This edition of AAOS Now addresses a topic that is both the foundation and a major focus of the American Academy of Orthopaedic Surgeons this year: physician education and life-long learning.


Published 5/1/2007
James H. Beaty, MD

Across the President's Desk

Education was the original purpose of our Academy and is what we are all about. I’ve had the opportunity to interact with other orthopaedic societies and associations, and I’ve seen how the AAOS serves as a role model for continuing medical education (CME) for all of medicine. I believe that our CME offerings are among the highest quality in the world, and the Academy offers thousands of opportunities for life-long learning, ranging from the AAOS Annual Meeting and courses at the Orthopaedic Learning Center, to online CME, publications, and comprehensive review courses.

Improving physician education
The Academy is a leader in physician education, but this field is constantly changing and increasingly competitive. Academy CME programs face competition from orthopaedic industry, many private offerings, and university proposals, as well as from other orthopaedic organizations.

At this critical time, the AAOS leadership is reviewing and assessing all options available to us to improve our education program during the next decade. At a workshop in December, we put our current offerings “under the microscope” to lay the groundwork for collaborative efforts and future changes. (You can read about the results of this workshop on page 15.)

One of these collaborative efforts will focus on coordinating with orthopaedic specialty societies. We want to work together on our cosponsored courses, recognizing

that the annual meeting for each specialty society must remain the “crown jewel” of its education programs, much as the AAOS Annual Meeting is for all of orthopaedics.

In addition, we are continuing a very meaningful dialogue with the American Board of Orthopaedic Surgery on how the Maintenance of Certification (MOC) program will affect the practicing orthopaedic surgeons in our Academy and what we can do within the AAOS to assist the practicing orthopaedic surgeon in fulfilling the MOC process.
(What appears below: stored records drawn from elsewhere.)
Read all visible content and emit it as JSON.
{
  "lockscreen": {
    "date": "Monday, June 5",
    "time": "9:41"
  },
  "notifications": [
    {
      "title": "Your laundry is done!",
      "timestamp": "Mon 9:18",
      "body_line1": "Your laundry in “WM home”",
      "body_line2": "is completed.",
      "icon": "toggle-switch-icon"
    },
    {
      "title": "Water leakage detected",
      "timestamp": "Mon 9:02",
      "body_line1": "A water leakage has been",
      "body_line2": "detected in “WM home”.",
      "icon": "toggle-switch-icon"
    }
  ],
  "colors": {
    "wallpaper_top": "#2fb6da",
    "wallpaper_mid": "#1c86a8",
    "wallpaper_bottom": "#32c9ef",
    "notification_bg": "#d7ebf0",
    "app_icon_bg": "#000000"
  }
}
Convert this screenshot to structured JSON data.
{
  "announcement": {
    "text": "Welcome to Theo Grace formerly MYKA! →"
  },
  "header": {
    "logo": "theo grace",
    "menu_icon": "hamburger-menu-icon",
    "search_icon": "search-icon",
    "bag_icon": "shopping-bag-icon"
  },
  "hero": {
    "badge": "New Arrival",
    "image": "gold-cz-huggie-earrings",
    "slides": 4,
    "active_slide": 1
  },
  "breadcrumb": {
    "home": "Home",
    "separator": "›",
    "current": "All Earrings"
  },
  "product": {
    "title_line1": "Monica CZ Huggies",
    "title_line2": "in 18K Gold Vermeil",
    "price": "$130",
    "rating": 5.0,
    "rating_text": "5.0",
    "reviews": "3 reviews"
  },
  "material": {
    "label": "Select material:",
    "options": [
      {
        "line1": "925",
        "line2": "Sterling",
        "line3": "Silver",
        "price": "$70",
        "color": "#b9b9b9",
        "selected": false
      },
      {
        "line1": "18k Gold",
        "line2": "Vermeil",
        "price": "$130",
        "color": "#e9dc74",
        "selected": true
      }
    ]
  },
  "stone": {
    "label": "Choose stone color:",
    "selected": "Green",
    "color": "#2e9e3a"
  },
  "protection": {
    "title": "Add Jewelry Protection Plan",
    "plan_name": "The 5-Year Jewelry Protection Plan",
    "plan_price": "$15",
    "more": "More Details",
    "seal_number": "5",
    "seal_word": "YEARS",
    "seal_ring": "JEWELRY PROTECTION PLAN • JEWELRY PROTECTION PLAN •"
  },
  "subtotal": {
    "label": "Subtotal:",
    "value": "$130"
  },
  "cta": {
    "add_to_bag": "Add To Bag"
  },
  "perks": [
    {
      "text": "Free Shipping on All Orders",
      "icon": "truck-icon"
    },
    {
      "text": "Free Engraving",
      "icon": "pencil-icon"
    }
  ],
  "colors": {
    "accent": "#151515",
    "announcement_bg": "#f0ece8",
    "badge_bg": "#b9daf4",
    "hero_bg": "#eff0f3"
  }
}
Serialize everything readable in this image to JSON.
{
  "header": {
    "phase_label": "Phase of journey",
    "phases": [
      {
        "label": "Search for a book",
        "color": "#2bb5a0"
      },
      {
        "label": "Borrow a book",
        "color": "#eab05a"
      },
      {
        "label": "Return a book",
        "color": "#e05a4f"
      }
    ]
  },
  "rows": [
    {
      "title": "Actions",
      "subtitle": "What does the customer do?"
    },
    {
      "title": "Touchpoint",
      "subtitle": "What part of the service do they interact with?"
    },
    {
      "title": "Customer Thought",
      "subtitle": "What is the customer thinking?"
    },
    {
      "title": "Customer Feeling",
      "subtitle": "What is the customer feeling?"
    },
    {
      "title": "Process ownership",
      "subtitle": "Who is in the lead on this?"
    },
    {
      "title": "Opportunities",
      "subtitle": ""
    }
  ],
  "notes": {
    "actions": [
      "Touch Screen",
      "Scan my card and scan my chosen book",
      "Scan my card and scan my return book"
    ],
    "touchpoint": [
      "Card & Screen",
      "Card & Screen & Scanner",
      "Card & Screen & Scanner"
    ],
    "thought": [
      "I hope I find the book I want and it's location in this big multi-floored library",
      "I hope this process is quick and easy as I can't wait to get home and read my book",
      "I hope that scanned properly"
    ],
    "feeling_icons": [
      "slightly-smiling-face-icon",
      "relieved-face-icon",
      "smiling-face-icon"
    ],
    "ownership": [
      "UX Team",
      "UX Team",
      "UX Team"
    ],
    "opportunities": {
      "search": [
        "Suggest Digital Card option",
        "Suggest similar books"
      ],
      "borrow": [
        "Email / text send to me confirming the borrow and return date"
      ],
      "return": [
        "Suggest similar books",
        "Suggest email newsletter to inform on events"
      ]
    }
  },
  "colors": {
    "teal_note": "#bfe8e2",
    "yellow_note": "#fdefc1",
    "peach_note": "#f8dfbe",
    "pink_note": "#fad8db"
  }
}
One step is to help ensure that fellows understand the requirements, so the article on page 13 focuses on the specific MOC requirements for the initial class of 2010.

Other changes are also underway, including an expansion of our educational offerings for both Board preparation and MOC.

Shifting from CME to CPD
All of these steps underscore the importance of shifting physician education from a CME model to a CPD model. CPD, or Continuous Professional Development, is more than just a skills-based effort. In essence, physician education will evolve from being “teacher”-driven to self-directed, learner-driven professional competency.

CPD programs may include didactic lectures, but they will also incorporate many other learning experiences that are driven by the student’s realistic self-assessments of his or her competencies.

Orthopaedic surgeons tend to migrate toward education courses and offerings in which we already have a high interest and knowledge base. That may be the natural outcome of specialization within orthopaedics. We need, however, to maintain our primary knowledge base as orthopaedic surgeons while we continue our education as specialists—and that is the function of CPD-based learning models.

An exciting future
As the Academy’s physician education programs evolve, I believe they will become more exciting and engaging. We will see multiple varieties of learning formats—multi-media, surgical skills, increasing use of the Internet, and small regional groups for learning—in addition to our Annual Meeting.

The model for the future will move toward continuous professional development that is learner-centered, covers a range of professional topics that extend even beyond clinical activities, and is tailored and customized for and by each of us based on personal self-assessment.

I urge each of you to commit yourself to personal life-long learning for your own professional career and for improved patient care. By moving from CME to CPD, your Academy will be in the forefront of this endeavor and ready to support you.

My personal thanks to all of you for your kind comments as I begin this year’s leadership on behalf of the AAOS. I look forward to serving all of you in our profession and will do so to my best abilities.